Across the listing, tally the lines in which the word "JSON" occurs, then report the tally alone.

--- START ---

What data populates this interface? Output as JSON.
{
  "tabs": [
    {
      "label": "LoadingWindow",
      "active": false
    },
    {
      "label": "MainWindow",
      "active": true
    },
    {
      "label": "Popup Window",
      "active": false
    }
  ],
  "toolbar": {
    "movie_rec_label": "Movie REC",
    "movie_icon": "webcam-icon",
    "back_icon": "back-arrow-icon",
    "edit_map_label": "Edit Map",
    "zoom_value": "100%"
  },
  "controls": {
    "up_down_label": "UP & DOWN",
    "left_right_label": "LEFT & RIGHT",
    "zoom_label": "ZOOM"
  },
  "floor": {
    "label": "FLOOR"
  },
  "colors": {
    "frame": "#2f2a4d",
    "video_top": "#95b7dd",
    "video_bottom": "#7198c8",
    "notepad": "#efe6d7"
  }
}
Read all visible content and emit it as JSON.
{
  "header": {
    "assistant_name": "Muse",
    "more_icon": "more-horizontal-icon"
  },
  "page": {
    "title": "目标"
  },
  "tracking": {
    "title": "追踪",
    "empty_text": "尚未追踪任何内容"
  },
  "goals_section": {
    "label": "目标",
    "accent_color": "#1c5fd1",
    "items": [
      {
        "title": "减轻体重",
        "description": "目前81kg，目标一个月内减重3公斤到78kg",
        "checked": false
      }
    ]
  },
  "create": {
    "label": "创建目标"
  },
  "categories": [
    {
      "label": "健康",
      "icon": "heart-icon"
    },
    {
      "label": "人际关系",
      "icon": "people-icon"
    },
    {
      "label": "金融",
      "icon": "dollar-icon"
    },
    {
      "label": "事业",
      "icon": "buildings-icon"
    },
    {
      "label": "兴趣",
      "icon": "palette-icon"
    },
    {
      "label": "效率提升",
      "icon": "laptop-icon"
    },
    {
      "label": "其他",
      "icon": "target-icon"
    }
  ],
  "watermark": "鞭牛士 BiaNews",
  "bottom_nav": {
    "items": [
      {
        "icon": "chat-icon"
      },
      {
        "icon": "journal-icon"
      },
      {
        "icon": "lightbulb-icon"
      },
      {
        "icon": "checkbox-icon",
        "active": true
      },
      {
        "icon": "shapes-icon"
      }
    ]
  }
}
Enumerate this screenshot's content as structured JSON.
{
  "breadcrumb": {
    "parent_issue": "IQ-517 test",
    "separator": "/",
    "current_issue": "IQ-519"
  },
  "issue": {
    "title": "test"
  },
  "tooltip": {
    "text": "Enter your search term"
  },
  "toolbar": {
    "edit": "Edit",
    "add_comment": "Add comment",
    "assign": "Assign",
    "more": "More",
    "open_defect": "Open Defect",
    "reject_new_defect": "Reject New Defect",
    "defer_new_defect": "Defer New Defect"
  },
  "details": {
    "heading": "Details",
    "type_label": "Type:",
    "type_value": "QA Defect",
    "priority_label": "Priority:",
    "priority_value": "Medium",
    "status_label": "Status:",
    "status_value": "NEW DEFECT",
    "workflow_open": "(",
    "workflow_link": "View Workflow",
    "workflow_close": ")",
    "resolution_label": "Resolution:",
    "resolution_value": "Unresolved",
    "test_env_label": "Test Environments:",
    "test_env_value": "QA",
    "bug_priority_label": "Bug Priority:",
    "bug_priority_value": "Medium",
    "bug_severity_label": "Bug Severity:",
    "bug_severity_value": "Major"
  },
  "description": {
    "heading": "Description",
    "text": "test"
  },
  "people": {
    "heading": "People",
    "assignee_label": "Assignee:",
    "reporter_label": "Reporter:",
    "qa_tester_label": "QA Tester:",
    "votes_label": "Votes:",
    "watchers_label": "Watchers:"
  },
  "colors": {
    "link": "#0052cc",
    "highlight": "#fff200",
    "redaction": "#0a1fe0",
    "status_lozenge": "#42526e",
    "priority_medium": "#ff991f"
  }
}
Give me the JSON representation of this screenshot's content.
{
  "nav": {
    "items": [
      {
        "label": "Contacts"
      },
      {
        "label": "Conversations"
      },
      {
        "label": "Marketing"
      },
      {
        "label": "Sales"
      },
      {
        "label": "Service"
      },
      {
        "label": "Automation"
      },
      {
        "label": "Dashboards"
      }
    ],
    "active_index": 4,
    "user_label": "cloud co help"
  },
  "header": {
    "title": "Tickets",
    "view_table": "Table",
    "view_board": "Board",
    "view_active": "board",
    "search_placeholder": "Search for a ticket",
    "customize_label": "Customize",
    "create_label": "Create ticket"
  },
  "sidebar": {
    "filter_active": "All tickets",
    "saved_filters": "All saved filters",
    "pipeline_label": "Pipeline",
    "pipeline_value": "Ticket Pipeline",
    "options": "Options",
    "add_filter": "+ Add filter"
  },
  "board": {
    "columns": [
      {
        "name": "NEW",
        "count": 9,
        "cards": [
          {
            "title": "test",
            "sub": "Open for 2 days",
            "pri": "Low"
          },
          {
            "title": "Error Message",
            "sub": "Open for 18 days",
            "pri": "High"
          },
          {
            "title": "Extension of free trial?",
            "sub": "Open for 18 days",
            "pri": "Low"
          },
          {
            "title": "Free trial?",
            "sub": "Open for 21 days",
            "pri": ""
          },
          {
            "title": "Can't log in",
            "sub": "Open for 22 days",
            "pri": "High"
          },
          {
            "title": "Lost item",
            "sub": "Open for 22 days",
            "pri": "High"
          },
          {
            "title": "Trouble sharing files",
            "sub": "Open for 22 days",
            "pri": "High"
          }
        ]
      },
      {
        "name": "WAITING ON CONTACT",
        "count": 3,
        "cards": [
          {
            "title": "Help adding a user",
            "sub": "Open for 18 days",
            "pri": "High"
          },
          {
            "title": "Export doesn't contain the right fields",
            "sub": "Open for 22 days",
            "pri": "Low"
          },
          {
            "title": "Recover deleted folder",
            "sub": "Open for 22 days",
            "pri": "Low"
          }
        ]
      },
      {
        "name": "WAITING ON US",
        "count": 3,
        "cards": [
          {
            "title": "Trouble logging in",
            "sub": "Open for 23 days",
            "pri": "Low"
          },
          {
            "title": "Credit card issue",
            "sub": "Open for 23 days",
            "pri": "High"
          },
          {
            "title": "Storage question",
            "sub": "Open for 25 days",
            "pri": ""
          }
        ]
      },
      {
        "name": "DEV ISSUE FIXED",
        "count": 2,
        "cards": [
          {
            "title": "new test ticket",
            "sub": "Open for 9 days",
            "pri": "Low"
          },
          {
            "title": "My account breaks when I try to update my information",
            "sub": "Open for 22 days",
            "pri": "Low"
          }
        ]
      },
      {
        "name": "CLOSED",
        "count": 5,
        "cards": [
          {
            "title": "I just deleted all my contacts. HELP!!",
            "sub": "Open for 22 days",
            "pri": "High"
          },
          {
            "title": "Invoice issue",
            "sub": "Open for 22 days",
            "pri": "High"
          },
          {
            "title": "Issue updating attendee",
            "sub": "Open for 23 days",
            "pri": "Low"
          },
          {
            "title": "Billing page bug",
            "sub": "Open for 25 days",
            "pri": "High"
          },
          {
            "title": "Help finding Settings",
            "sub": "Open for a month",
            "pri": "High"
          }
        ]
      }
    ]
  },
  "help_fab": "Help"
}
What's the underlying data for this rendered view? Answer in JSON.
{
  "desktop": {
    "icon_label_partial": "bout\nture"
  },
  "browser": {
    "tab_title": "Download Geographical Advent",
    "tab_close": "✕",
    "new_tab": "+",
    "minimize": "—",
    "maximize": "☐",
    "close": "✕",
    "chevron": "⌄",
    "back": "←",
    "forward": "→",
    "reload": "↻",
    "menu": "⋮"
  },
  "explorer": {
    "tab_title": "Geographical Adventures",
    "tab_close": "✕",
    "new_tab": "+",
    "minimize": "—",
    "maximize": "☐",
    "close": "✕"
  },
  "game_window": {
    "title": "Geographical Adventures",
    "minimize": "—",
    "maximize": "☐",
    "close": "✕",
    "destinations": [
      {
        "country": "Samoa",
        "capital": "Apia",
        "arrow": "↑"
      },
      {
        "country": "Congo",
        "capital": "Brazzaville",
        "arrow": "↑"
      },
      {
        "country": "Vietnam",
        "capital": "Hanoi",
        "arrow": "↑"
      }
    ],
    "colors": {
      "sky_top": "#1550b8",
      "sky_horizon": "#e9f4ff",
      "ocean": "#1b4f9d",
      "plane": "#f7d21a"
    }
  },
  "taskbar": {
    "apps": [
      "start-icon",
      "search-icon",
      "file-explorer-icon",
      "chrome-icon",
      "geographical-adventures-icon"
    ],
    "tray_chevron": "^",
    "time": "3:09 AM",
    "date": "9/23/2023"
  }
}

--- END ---

§ Output
5